**Your objective**
Word for word, the records below are to be set down again.

Start of Records for the exercise

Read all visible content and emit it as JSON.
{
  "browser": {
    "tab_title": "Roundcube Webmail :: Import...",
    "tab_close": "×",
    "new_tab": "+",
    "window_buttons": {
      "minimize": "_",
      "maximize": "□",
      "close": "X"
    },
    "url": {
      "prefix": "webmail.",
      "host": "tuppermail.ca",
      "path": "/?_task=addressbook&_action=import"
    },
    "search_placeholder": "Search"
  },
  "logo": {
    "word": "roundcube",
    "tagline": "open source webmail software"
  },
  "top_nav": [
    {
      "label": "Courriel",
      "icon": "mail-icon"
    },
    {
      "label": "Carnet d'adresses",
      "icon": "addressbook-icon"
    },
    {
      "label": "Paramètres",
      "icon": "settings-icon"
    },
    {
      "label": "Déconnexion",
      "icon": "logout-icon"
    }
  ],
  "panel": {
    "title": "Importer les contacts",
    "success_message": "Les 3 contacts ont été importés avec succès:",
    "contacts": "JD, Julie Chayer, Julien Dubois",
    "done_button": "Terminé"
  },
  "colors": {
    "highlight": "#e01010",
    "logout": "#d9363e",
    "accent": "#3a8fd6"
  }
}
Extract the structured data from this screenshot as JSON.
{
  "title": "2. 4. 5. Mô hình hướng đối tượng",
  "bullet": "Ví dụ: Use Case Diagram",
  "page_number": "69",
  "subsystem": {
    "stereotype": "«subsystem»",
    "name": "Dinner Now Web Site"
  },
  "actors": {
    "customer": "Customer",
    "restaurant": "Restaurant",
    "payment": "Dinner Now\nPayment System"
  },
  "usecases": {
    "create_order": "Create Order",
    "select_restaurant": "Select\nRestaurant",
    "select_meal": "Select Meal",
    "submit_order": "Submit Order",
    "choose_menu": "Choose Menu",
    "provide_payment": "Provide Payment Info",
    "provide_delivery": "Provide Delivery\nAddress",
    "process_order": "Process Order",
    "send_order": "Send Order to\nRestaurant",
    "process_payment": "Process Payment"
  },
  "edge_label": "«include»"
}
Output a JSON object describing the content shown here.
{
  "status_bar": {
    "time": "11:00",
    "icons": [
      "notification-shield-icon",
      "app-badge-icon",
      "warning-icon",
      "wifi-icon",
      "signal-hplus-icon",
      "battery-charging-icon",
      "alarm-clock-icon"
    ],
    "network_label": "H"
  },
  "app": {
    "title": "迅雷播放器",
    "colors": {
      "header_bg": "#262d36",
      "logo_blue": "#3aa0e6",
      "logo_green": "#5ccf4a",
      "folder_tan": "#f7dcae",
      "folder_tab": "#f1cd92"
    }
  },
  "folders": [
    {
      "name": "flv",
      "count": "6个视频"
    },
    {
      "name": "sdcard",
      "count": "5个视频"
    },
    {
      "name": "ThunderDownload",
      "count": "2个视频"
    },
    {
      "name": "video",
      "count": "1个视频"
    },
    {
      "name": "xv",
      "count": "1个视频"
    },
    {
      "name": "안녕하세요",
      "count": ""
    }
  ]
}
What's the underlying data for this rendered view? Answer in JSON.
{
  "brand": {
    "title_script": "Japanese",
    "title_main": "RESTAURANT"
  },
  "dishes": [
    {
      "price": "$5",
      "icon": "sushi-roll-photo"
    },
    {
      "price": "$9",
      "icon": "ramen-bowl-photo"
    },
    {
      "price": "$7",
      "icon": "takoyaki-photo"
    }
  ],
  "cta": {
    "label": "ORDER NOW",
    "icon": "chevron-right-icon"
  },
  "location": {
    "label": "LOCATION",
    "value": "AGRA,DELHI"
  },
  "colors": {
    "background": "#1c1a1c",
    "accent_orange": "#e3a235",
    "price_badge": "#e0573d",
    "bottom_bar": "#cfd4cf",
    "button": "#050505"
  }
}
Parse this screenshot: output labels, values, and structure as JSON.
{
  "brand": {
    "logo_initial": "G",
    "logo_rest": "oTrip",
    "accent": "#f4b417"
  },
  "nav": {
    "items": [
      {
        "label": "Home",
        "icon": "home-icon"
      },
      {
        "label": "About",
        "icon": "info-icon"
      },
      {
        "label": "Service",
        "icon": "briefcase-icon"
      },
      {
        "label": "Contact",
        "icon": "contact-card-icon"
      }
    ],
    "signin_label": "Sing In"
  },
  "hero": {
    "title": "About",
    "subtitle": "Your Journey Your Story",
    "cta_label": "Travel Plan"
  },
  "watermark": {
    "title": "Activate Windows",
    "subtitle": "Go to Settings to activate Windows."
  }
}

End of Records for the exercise

**Answer**
Read all visible content and emit it as JSON.
{
  "browser": {
    "tab_title": "Roundcube Webmail :: Import...",
    "tab_close": "×",
    "new_tab": "+",
    "window_buttons": {
      "minimize": "_",
      "maximize": "□",
      "close": "X"
    },
    "url": {
      "prefix": "webmail.",
      "host": "tuppermail.ca",
      "path": "/?_task=addressbook&_action=import"
    },
    "search_placeholder": "Search"
  },
  "logo": {
    "word": "roundcube",
    "tagline": "open source webmail software"
  },
  "top_nav": [
    {
      "label": "Courriel",
      "icon": "mail-icon"
    },
    {
      "label": "Carnet d'adresses",
      "icon": "addressbook-icon"
    },
    {
      "label": "Paramètres",
      "icon": "settings-icon"
    },
    {
      "label": "Déconnexion",
      "icon": "logout-icon"
    }
  ],
  "panel": {
    "title": "Importer les contacts",
    "success_message": "Les 3 contacts ont été importés avec succès:",
    "contacts": "JD, Julie Chayer, Julien Dubois",
    "done_button": "Terminé"
  },
  "colors": {
    "highlight": "#e01010",
    "logout": "#d9363e",
    "accent": "#3a8fd6"
  }
}
Extract the structured data from this screenshot as JSON.
{
  "title": "2. 4. 5. Mô hình hướng đối tượng",
  "bullet": "Ví dụ: Use Case Diagram",
  "page_number": "69",
  "subsystem": {
    "stereotype": "«subsystem»",
    "name": "Dinner Now Web Site"
  },
  "actors": {
    "customer": "Customer",
    "restaurant": "Restaurant",
    "payment": "Dinner Now\nPayment System"
  },
  "usecases": {
    "create_order": "Create Order",
    "select_restaurant": "Select\nRestaurant",
    "select_meal": "Select Meal",
    "submit_order": "Submit Order",
    "choose_menu": "Choose Menu",
    "provide_payment": "Provide Payment Info",
    "provide_delivery": "Provide Delivery\nAddress",
    "process_order": "Process Order",
    "send_order": "Send Order to\nRestaurant",
    "process_payment": "Process Payment"
  },
  "edge_label": "«include»"
}
Output a JSON object describing the content shown here.
{
  "status_bar": {
    "time": "11:00",
    "icons": [
      "notification-shield-icon",
      "app-badge-icon",
      "warning-icon",
      "wifi-icon",
      "signal-hplus-icon",
      "battery-charging-icon",
      "alarm-clock-icon"
    ],
    "network_label": "H"
  },
  "app": {
    "title": "迅雷播放器",
    "colors": {
      "header_bg": "#262d36",
      "logo_blue": "#3aa0e6",
      "logo_green": "#5ccf4a",
      "folder_tan": "#f7dcae",
      "folder_tab": "#f1cd92"
    }
  },
  "folders": [
    {
      "name": "flv",
      "count": "6个视频"
    },
    {
      "name": "sdcard",
      "count": "5个视频"
    },
    {
      "name": "ThunderDownload",
      "count": "2个视频"
    },
    {
      "name": "video",
      "count": "1个视频"
    },
    {
      "name": "xv",
      "count": "1个视频"
    },
    {
      "name": "안녕하세요",
      "count": ""
    }
  ]
}
What's the underlying data for this rendered view? Answer in JSON.
{
  "brand": {
    "title_script": "Japanese",
    "title_main": "RESTAURANT"
  },
  "dishes": [
    {
      "price": "$5",
      "icon": "sushi-roll-photo"
    },
    {
      "price": "$9",
      "icon": "ramen-bowl-photo"
    },
    {
      "price": "$7",
      "icon": "takoyaki-photo"
    }
  ],
  "cta": {
    "label": "ORDER NOW",
    "icon": "chevron-right-icon"
  },
  "location": {
    "label": "LOCATION",
    "value": "AGRA,DELHI"
  },
  "colors": {
    "background": "#1c1a1c",
    "accent_orange": "#e3a235",
    "price_badge": "#e0573d",
    "bottom_bar": "#cfd4cf",
    "button": "#050505"
  }
}
Parse this screenshot: output labels, values, and structure as JSON.
{
  "brand": {
    "logo_initial": "G",
    "logo_rest": "oTrip",
    "accent": "#f4b417"
  },
  "nav": {
    "items": [
      {
        "label": "Home",
        "icon": "home-icon"
      },
      {
        "label": "About",
        "icon": "info-icon"
      },
      {
        "label": "Service",
        "icon": "briefcase-icon"
      },
      {
        "label": "Contact",
        "icon": "contact-card-icon"
      }
    ],
    "signin_label": "Sing In"
  },
  "hero": {
    "title": "About",
    "subtitle": "Your Journey Your Story",
    "cta_label": "Travel Plan"
  },
  "watermark": {
    "title": "Activate Windows",
    "subtitle": "Go to Settings to activate Windows."
  }
}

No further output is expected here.